§ **TASK STATEMENT**: Your output should contain every record, unchanged.

········

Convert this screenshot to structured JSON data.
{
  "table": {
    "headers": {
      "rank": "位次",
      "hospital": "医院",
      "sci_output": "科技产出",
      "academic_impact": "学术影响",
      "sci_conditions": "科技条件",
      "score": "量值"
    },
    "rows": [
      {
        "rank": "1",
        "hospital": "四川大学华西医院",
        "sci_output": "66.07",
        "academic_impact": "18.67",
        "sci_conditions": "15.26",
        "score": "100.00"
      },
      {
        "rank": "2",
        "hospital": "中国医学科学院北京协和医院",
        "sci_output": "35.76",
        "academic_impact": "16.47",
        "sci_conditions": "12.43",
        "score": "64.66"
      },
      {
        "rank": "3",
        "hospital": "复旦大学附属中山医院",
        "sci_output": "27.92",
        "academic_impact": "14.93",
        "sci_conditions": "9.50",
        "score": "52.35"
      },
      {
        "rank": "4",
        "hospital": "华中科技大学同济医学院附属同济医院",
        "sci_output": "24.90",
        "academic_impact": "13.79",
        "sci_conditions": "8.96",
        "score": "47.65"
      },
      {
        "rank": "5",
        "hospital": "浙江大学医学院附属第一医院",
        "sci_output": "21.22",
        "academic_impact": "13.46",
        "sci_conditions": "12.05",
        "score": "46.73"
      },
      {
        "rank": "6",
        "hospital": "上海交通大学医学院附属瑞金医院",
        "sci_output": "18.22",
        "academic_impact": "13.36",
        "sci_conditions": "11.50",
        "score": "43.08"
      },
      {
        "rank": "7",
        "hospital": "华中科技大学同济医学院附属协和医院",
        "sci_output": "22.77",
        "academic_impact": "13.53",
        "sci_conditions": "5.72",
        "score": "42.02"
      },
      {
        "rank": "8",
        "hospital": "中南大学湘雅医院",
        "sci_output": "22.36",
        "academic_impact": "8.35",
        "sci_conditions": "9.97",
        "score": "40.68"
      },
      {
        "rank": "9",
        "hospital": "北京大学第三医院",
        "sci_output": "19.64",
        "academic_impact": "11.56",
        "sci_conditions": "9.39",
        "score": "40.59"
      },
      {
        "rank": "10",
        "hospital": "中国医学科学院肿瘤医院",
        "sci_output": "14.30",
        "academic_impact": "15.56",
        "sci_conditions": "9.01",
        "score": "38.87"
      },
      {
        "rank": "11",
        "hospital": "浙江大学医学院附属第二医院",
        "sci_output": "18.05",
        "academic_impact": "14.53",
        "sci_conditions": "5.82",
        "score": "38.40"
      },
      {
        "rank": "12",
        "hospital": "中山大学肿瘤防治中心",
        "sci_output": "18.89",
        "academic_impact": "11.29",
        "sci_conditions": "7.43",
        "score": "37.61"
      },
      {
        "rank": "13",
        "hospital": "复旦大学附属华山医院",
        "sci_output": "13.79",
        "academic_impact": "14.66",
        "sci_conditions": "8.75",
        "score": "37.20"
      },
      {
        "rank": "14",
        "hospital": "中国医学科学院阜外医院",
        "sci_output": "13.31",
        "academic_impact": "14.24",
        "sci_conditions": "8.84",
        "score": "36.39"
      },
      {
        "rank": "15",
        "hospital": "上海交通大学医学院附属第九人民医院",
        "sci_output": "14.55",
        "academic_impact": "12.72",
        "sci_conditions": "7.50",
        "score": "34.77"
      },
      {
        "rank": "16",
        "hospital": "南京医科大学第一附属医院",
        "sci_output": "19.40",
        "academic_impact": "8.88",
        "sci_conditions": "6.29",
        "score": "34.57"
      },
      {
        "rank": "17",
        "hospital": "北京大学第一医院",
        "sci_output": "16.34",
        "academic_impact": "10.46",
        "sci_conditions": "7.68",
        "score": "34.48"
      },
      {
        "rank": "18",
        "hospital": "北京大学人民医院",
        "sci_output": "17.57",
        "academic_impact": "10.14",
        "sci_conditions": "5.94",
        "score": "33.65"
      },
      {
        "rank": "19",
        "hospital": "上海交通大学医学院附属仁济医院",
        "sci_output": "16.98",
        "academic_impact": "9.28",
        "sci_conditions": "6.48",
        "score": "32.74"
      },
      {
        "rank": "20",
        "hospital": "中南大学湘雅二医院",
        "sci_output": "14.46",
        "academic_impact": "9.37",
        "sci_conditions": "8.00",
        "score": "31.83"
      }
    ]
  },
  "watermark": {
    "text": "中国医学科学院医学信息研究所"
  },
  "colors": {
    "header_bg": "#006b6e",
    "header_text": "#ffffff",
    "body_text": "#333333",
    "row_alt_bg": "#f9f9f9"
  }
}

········

§ **SOLUTION TO THE EXERCISE**:
Convert this screenshot to structured JSON data.
{
  "table": {
    "headers": {
      "rank": "位次",
      "hospital": "医院",
      "sci_output": "科技产出",
      "academic_impact": "学术影响",
      "sci_conditions": "科技条件",
      "score": "量值"
    },
    "rows": [
      {
        "rank": "1",
        "hospital": "四川大学华西医院",
        "sci_output": "66.07",
        "academic_impact": "18.67",
        "sci_conditions": "15.26",
        "score": "100.00"
      },
      {
        "rank": "2",
        "hospital": "中国医学科学院北京协和医院",
        "sci_output": "35.76",
        "academic_impact": "16.47",
        "sci_conditions": "12.43",
        "score": "64.66"
      },
      {
        "rank": "3",
        "hospital": "复旦大学附属中山医院",
        "sci_output": "27.92",
        "academic_impact": "14.93",
        "sci_conditions": "9.50",
        "score": "52.35"
      },
      {
        "rank": "4",
        "hospital": "华中科技大学同济医学院附属同济医院",
        "sci_output": "24.90",
        "academic_impact": "13.79",
        "sci_conditions": "8.96",
        "score": "47.65"
      },
      {
        "rank": "5",
        "hospital": "浙江大学医学院附属第一医院",
        "sci_output": "21.22",
        "academic_impact": "13.46",
        "sci_conditions": "12.05",
        "score": "46.73"
      },
      {
        "rank": "6",
        "hospital": "上海交通大学医学院附属瑞金医院",
        "sci_output": "18.22",
        "academic_impact": "13.36",
        "sci_conditions": "11.50",
        "score": "43.08"
      },
      {
        "rank": "7",
        "hospital": "华中科技大学同济医学院附属协和医院",
        "sci_output": "22.77",
        "academic_impact": "13.53",
        "sci_conditions": "5.72",
        "score": "42.02"
      },
      {
        "rank": "8",
        "hospital": "中南大学湘雅医院",
        "sci_output": "22.36",
        "academic_impact": "8.35",
        "sci_conditions": "9.97",
        "score": "40.68"
      },
      {
        "rank": "9",
        "hospital": "北京大学第三医院",
        "sci_output": "19.64",
        "academic_impact": "11.56",
        "sci_conditions": "9.39",
        "score": "40.59"
      },
      {
        "rank": "10",
        "hospital": "中国医学科学院肿瘤医院",
        "sci_output": "14.30",
        "academic_impact": "15.56",
        "sci_conditions": "9.01",
        "score": "38.87"
      },
      {
        "rank": "11",
        "hospital": "浙江大学医学院附属第二医院",
        "sci_output": "18.05",
        "academic_impact": "14.53",
        "sci_conditions": "5.82",
        "score": "38.40"
      },
      {
        "rank": "12",
        "hospital": "中山大学肿瘤防治中心",
        "sci_output": "18.89",
        "academic_impact": "11.29",
        "sci_conditions": "7.43",
        "score": "37.61"
      },
      {
        "rank": "13",
        "hospital": "复旦大学附属华山医院",
        "sci_output": "13.79",
        "academic_impact": "14.66",
        "sci_conditions": "8.75",
        "score": "37.20"
      },
      {
        "rank": "14",
        "hospital": "中国医学科学院阜外医院",
        "sci_output": "13.31",
        "academic_impact": "14.24",
        "sci_conditions": "8.84",
        "score": "36.39"
      },
      {
        "rank": "15",
        "hospital": "上海交通大学医学院附属第九人民医院",
        "sci_output": "14.55",
        "academic_impact": "12.72",
        "sci_conditions": "7.50",
        "score": "34.77"
      },
      {
        "rank": "16",
        "hospital": "南京医科大学第一附属医院",
        "sci_output": "19.40",
        "academic_impact": "8.88",
        "sci_conditions": "6.29",
        "score": "34.57"
      },
      {
        "rank": "17",
        "hospital": "北京大学第一医院",
        "sci_output": "16.34",
        "academic_impact": "10.46",
        "sci_conditions": "7.68",
        "score": "34.48"
      },
      {
        "rank": "18",
        "hospital": "北京大学人民医院",
        "sci_output": "17.57",
        "academic_impact": "10.14",
        "sci_conditions": "5.94",
        "score": "33.65"
      },
      {
        "rank": "19",
        "hospital": "上海交通大学医学院附属仁济医院",
        "sci_output": "16.98",
        "academic_impact": "9.28",
        "sci_conditions": "6.48",
        "score": "32.74"
      },
      {
        "rank": "20",
        "hospital": "中南大学湘雅二医院",
        "sci_output": "14.46",
        "academic_impact": "9.37",
        "sci_conditions": "8.00",
        "score": "31.83"
      }
    ]
  },
  "watermark": {
    "text": "中国医学科学院医学信息研究所"
  },
  "colors": {
    "header_bg": "#006b6e",
    "header_text": "#ffffff",
    "body_text": "#333333",
    "row_alt_bg": "#f9f9f9"
  }
}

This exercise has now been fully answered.